▶ _Source material_
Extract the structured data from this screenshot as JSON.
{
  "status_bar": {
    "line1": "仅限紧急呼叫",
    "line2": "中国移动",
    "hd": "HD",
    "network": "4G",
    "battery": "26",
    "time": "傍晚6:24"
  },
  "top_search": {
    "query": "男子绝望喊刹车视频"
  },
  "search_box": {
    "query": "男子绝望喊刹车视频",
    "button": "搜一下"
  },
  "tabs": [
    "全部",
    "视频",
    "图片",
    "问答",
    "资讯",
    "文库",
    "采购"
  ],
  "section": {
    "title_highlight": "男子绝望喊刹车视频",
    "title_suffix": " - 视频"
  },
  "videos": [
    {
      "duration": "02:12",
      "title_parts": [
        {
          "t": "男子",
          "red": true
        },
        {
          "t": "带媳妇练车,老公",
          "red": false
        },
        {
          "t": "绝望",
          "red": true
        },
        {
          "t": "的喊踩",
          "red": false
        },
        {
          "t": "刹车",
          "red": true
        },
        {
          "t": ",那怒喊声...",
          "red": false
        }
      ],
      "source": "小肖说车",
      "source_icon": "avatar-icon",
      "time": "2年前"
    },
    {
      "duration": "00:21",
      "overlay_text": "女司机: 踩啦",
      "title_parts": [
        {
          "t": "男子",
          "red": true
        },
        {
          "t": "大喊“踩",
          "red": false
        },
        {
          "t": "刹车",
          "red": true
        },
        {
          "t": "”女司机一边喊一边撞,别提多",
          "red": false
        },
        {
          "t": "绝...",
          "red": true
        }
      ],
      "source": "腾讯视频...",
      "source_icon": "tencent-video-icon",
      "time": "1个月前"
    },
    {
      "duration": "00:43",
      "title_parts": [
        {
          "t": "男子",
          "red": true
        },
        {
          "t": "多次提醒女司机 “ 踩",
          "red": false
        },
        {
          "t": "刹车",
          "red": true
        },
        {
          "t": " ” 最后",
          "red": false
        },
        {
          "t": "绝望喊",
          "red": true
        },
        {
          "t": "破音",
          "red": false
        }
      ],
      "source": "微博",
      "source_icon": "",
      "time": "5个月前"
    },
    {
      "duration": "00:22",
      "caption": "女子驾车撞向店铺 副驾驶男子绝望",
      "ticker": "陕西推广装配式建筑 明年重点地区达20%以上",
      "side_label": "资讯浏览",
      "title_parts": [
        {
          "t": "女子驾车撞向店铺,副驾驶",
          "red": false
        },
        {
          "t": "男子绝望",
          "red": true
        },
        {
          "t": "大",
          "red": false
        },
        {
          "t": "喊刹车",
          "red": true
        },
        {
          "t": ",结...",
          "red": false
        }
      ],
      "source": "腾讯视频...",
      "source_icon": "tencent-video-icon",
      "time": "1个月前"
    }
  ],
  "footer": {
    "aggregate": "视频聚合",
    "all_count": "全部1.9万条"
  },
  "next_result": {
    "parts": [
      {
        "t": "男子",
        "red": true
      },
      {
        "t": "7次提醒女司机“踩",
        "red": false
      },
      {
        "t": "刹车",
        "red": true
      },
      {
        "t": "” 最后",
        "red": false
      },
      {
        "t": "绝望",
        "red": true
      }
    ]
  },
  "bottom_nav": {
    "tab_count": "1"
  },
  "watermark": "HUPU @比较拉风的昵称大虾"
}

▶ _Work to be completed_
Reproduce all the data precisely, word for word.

▶ _Your solution_
Extract the structured data from this screenshot as JSON.
{
  "status_bar": {
    "line1": "仅限紧急呼叫",
    "line2": "中国移动",
    "hd": "HD",
    "network": "4G",
    "battery": "26",
    "time": "傍晚6:24"
  },
  "top_search": {
    "query": "男子绝望喊刹车视频"
  },
  "search_box": {
    "query": "男子绝望喊刹车视频",
    "button": "搜一下"
  },
  "tabs": [
    "全部",
    "视频",
    "图片",
    "问答",
    "资讯",
    "文库",
    "采购"
  ],
  "section": {
    "title_highlight": "男子绝望喊刹车视频",
    "title_suffix": " - 视频"
  },
  "videos": [
    {
      "duration": "02:12",
      "title_parts": [
        {
          "t": "男子",
          "red": true
        },
        {
          "t": "带媳妇练车,老公",
          "red": false
        },
        {
          "t": "绝望",
          "red": true
        },
        {
          "t": "的喊踩",
          "red": false
        },
        {
          "t": "刹车",
          "red": true
        },
        {
          "t": ",那怒喊声...",
          "red": false
        }
      ],
      "source": "小肖说车",
      "source_icon": "avatar-icon",
      "time": "2年前"
    },
    {
      "duration": "00:21",
      "overlay_text": "女司机: 踩啦",
      "title_parts": [
        {
          "t": "男子",
          "red": true
        },
        {
          "t": "大喊“踩",
          "red": false
        },
        {
          "t": "刹车",
          "red": true
        },
        {
          "t": "”女司机一边喊一边撞,别提多",
          "red": false
        },
        {
          "t": "绝...",
          "red": true
        }
      ],
      "source": "腾讯视频...",
      "source_icon": "tencent-video-icon",
      "time": "1个月前"
    },
    {
      "duration": "00:43",
      "title_parts": [
        {
          "t": "男子",
          "red": true
        },
        {
          "t": "多次提醒女司机 “ 踩",
          "red": false
        },
        {
          "t": "刹车",
          "red": true
        },
        {
          "t": " ” 最后",
          "red": false
        },
        {
          "t": "绝望喊",
          "red": true
        },
        {
          "t": "破音",
          "red": false
        }
      ],
      "source": "微博",
      "source_icon": "",
      "time": "5个月前"
    },
    {
      "duration": "00:22",
      "caption": "女子驾车撞向店铺 副驾驶男子绝望",
      "ticker": "陕西推广装配式建筑 明年重点地区达20%以上",
      "side_label": "资讯浏览",
      "title_parts": [
        {
          "t": "女子驾车撞向店铺,副驾驶",
          "red": false
        },
        {
          "t": "男子绝望",
          "red": true
        },
        {
          "t": "大",
          "red": false
        },
        {
          "t": "喊刹车",
          "red": true
        },
        {
          "t": ",结...",
          "red": false
        }
      ],
      "source": "腾讯视频...",
      "source_icon": "tencent-video-icon",
      "time": "1个月前"
    }
  ],
  "footer": {
    "aggregate": "视频聚合",
    "all_count": "全部1.9万条"
  },
  "next_result": {
    "parts": [
      {
        "t": "男子",
        "red": true
      },
      {
        "t": "7次提醒女司机“踩",
        "red": false
      },
      {
        "t": "刹车",
        "red": true
      },
      {
        "t": "” 最后",
        "red": false
      },
      {
        "t": "绝望",
        "red": true
      }
    ]
  },
  "bottom_nav": {
    "tab_count": "1"
  },
  "watermark": "HUPU @比较拉风的昵称大虾"
}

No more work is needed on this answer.